Crafting “moonlit,” luminescent skin, using NARS Multiple in Luxor for a dramatic highlight, Murray blended its forthcoming Single Eye Shadow in Namibia, a dove-gray matte pigment, from the lash line right up to the brows to give a halo effect around the eyes. But the real focus was a set of magnificently groomed arches, which Murray crafted using NARS’ as-yet-unreleased Brow Perfector. “The brows are really important to this look, but they need to look real and not drawn on,” Murray explained, sketching individual hairs, rather than taking long sweeps with the pencil, to make the line look as natural as possible.

Rather than duplicate Wednesday Addams’ signature center part, hairstylist Luke Hersheson carved out severe side parts and poker-straight polished hair. “The positioning of the parting is critical with this look—it needs to be on the left-hand side and begin two-thirds of the way down the brows,” he pointed out, using L’Oréal Professionnel Tecni Art Pli and Liss Control to give strands a super-glossy mirror-like finish.

Photo: Stuart Wilson/Getty Images

EXCLUSIVE: Backstage Beauty Alert: NARS Extends Its Reach Across The Pond


NARS is a New York fashion week staple—even more so since the brand’s namesake founder returned to the backstage trenches for the Fall 2009 season to reunite with longtime friend and collaborator Marc Jacobs on the beauty look for the designer’s show.
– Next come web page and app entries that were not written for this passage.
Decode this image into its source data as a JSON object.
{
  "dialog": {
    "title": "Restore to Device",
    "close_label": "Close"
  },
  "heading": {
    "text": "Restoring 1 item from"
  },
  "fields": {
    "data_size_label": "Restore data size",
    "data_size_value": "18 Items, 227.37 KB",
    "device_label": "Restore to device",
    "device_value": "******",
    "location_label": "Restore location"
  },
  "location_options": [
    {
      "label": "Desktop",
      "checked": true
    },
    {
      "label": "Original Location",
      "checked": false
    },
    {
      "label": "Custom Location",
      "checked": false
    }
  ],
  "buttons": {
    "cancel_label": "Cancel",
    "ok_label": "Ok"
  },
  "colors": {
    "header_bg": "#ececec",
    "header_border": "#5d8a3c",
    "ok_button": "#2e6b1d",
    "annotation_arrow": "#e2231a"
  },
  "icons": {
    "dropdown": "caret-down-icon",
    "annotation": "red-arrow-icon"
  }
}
Since then, Francois Nars’ expertly crafted color palette and divinely textured creams, powders—and, more recently, skin salves—have been increasingly responsible for major makeup moments on the runway at shows like Thakoon, Rodarte, 3.1 Phillip Lim and starting last season, Alexander Wang. The brand’s presence in Europe, however, has been a work in progress that’s about to get a big boon: after nabbing sponsorship duties at Christopher Kane for Spring, NARS has just announced that it will be taking over face-painting duties backstage at Erdem for Fall. The London-based label is on the upswing, thanks in part to a few recent celebrity endorsements (Sienna Miller’s Golden Globes Erdem two-piece was upstaged only by the sheer ensemble Kristen Stewart memorably wore to an On The Road premiere back in December), and designer Erdem Moralioglu’s commitment to strong beauty looks (Spring’s psychedelic Stepford Wives, anyone?) leads us to believe that this partnership is a match made in makeup heaven. Stay tuned.

Photo: Luca Cannonieri /

“Sci-chedelic” Stepford Wives, Backstage At Erdem


Gone was the Victoriana-goth girl that ruled the mood boards backstage at Erdem for Fall. In her place: “otherworldly creatures,” according to face painter Andrew Gallimore, who set to work sculpting a “much brighter, more luminous lady” for Spring.

“Sci-chedelic” is the neologism that was being bandied about between hair and makeup artists in reference to a certain sci-fi psychedelia that informed the beauty effort. “They’re supposed to be like an army of clones,” Gallimore explained, applying a base of MAC Mineralize Moisture Foundation and a touch of its Prep + Prime Finishing Powder. “It’s a bit Stepford Wife-y,” he continued, working its Strobe Cream into the nose bridge, cheeks, and the cupid’s bow of lips to create a futuristic luminosity. Curling the lashes and brushing brows upward, Gallimore slicked mouths with MAC Lipmix in Mid-Tone Nude before dabbing just the center with its Pigment in Neo-Orange to allow for a punchy pop of color.

“The whimsical, romantic Erdem girl has evolved into a tougher, more androgynous woman,” Charles Worthington artistic director Marc Trinder agreed, sculpting a clean, strong bun for the occasion. Coating strands with the brand’s new Salon Secrets Elixir, Trinder partially dried them so they retained a bit of a greasy, wet finish. Fashioning a deep side part, he proceeded to gather lengths into a low ponytail at the nape of the neck that resulted in a tight, twisted chignon. Worthington’s Front Row Mirror Dazzle Shine Spray and a fat blush brush swept away any lingering flyaways.

Photo: Marcus Tondo / GoRunway.con